Print, exactly and completely, every entry in the data.

Element data from apps and pages
BEGIN

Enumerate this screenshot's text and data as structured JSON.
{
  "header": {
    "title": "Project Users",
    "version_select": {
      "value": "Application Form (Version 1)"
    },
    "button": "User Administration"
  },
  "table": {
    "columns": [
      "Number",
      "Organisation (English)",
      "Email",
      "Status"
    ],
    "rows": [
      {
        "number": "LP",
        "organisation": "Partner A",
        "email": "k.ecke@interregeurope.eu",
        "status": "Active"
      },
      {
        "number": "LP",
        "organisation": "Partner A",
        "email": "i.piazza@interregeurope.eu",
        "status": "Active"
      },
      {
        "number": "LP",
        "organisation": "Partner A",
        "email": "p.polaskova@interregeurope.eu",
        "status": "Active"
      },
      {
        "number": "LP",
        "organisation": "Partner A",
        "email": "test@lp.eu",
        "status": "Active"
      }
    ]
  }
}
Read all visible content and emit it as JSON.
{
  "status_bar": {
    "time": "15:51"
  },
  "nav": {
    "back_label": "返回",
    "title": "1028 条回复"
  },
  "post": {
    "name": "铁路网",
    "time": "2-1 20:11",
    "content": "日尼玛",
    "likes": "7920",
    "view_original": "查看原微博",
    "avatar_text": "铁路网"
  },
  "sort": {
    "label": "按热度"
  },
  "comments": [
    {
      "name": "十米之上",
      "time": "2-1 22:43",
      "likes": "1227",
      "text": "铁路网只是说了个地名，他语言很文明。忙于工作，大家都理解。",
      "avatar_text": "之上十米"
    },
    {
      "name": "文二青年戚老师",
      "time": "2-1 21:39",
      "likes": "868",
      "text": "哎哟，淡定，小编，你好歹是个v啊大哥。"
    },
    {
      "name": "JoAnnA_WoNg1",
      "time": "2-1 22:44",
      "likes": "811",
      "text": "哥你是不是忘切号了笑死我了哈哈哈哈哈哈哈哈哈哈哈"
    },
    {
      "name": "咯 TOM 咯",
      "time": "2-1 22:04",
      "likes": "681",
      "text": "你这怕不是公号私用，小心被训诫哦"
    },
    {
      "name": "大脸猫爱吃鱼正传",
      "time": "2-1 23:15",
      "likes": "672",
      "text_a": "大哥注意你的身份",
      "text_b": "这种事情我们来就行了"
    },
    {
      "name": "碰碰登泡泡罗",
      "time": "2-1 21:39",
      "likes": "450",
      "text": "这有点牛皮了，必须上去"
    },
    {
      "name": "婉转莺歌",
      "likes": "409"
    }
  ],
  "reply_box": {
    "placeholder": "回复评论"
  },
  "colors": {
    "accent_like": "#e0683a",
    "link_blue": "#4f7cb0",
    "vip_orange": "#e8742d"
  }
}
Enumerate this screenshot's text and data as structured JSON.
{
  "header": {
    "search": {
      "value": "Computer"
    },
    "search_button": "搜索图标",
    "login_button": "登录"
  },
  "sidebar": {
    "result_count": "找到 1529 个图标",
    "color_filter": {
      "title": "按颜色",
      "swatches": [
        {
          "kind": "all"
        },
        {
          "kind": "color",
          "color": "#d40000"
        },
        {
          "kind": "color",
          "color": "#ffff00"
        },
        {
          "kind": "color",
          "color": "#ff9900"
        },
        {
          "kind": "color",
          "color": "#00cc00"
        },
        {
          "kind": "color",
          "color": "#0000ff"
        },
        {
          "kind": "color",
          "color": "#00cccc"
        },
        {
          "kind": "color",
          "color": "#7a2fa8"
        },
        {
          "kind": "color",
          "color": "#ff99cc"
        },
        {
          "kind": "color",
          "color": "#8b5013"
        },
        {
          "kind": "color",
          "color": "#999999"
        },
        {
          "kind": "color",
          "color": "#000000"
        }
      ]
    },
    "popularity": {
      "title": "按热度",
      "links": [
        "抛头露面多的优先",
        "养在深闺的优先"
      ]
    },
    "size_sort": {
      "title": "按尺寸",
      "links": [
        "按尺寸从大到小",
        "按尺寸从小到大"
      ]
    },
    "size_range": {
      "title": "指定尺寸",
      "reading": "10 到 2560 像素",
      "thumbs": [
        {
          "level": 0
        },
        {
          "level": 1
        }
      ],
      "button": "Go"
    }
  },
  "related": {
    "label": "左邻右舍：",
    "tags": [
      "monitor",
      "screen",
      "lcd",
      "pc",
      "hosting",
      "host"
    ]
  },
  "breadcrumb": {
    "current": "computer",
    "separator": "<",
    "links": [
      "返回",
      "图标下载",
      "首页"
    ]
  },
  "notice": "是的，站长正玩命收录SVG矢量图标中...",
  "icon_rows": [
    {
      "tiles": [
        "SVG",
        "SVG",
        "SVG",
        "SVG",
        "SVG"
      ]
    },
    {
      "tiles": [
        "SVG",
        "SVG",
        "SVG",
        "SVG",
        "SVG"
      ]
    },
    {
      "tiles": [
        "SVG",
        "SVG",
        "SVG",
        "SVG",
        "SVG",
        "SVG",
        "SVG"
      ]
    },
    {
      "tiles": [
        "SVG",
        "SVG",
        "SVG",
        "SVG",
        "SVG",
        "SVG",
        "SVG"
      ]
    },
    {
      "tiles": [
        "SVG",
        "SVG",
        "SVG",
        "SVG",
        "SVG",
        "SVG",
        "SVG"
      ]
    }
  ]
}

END

- Answer:
Enumerate this screenshot's text and data as structured JSON.
{
  "header": {
    "title": "Project Users",
    "version_select": {
      "value": "Application Form (Version 1)"
    },
    "button": "User Administration"
  },
  "table": {
    "columns": [
      "Number",
      "Organisation (English)",
      "Email",
      "Status"
    ],
    "rows": [
      {
        "number": "LP",
        "organisation": "Partner A",
        "email": "k.ecke@interregeurope.eu",
        "status": "Active"
      },
      {
        "number": "LP",
        "organisation": "Partner A",
        "email": "i.piazza@interregeurope.eu",
        "status": "Active"
      },
      {
        "number": "LP",
        "organisation": "Partner A",
        "email": "p.polaskova@interregeurope.eu",
        "status": "Active"
      },
      {
        "number": "LP",
        "organisation": "Partner A",
        "email": "test@lp.eu",
        "status": "Active"
      }
    ]
  }
}
Read all visible content and emit it as JSON.
{
  "status_bar": {
    "time": "15:51"
  },
  "nav": {
    "back_label": "返回",
    "title": "1028 条回复"
  },
  "post": {
    "name": "铁路网",
    "time": "2-1 20:11",
    "content": "日尼玛",
    "likes": "7920",
    "view_original": "查看原微博",
    "avatar_text": "铁路网"
  },
  "sort": {
    "label": "按热度"
  },
  "comments": [
    {
      "name": "十米之上",
      "time": "2-1 22:43",
      "likes": "1227",
      "text": "铁路网只是说了个地名，他语言很文明。忙于工作，大家都理解。",
      "avatar_text": "之上十米"
    },
    {
      "name": "文二青年戚老师",
      "time": "2-1 21:39",
      "likes": "868",
      "text": "哎哟，淡定，小编，你好歹是个v啊大哥。"
    },
    {
      "name": "JoAnnA_WoNg1",
      "time": "2-1 22:44",
      "likes": "811",
      "text": "哥你是不是忘切号了笑死我了哈哈哈哈哈哈哈哈哈哈哈"
    },
    {
      "name": "咯 TOM 咯",
      "time": "2-1 22:04",
      "likes": "681",
      "text": "你这怕不是公号私用，小心被训诫哦"
    },
    {
      "name": "大脸猫爱吃鱼正传",
      "time": "2-1 23:15",
      "likes": "672",
      "text_a": "大哥注意你的身份",
      "text_b": "这种事情我们来就行了"
    },
    {
      "name": "碰碰登泡泡罗",
      "time": "2-1 21:39",
      "likes": "450",
      "text": "这有点牛皮了，必须上去"
    },
    {
      "name": "婉转莺歌",
      "likes": "409"
    }
  ],
  "reply_box": {
    "placeholder": "回复评论"
  },
  "colors": {
    "accent_like": "#e0683a",
    "link_blue": "#4f7cb0",
    "vip_orange": "#e8742d"
  }
}
Enumerate this screenshot's text and data as structured JSON.
{
  "header": {
    "search": {
      "value": "Computer"
    },
    "search_button": "搜索图标",
    "login_button": "登录"
  },
  "sidebar": {
    "result_count": "找到 1529 个图标",
    "color_filter": {
      "title": "按颜色",
      "swatches": [
        {
          "kind": "all"
        },
        {
          "kind": "color",
          "color": "#d40000"
        },
        {
          "kind": "color",
          "color": "#ffff00"
        },
        {
          "kind": "color",
          "color": "#ff9900"
        },
        {
          "kind": "color",
          "color": "#00cc00"
        },
        {
          "kind": "color",
          "color": "#0000ff"
        },
        {
          "kind": "color",
          "color": "#00cccc"
        },
        {
          "kind": "color",
          "color": "#7a2fa8"
        },
        {
          "kind": "color",
          "color": "#ff99cc"
        },
        {
          "kind": "color",
          "color": "#8b5013"
        },
        {
          "kind": "color",
          "color": "#999999"
        },
        {
          "kind": "color",
          "color": "#000000"
        }
      ]
    },
    "popularity": {
      "title": "按热度",
      "links": [
        "抛头露面多的优先",
        "养在深闺的优先"
      ]
    },
    "size_sort": {
      "title": "按尺寸",
      "links": [
        "按尺寸从大到小",
        "按尺寸从小到大"
      ]
    },
    "size_range": {
      "title": "指定尺寸",
      "reading": "10 到 2560 像素",
      "thumbs": [
        {
          "level": 0
        },
        {
          "level": 1
        }
      ],
      "button": "Go"
    }
  },
  "related": {
    "label": "左邻右舍：",
    "tags": [
      "monitor",
      "screen",
      "lcd",
      "pc",
      "hosting",
      "host"
    ]
  },
  "breadcrumb": {
    "current": "computer",
    "separator": "<",
    "links": [
      "返回",
      "图标下载",
      "首页"
    ]
  },
  "notice": "是的，站长正玩命收录SVG矢量图标中...",
  "icon_rows": [
    {
      "tiles": [
        "SVG",
        "SVG",
        "SVG",
        "SVG",
        "SVG"
      ]
    },
    {
      "tiles": [
        "SVG",
        "SVG",
        "SVG",
        "SVG",
        "SVG"
      ]
    },
    {
      "tiles": [
        "SVG",
        "SVG",
        "SVG",
        "SVG",
        "SVG",
        "SVG",
        "SVG"
      ]
    },
    {
      "tiles": [
        "SVG",
        "SVG",
        "SVG",
        "SVG",
        "SVG",
        "SVG",
        "SVG"
      ]
    },
    {
      "tiles": [
        "SVG",
        "SVG",
        "SVG",
        "SVG",
        "SVG",
        "SVG",
        "SVG"
      ]
    }
  ]
}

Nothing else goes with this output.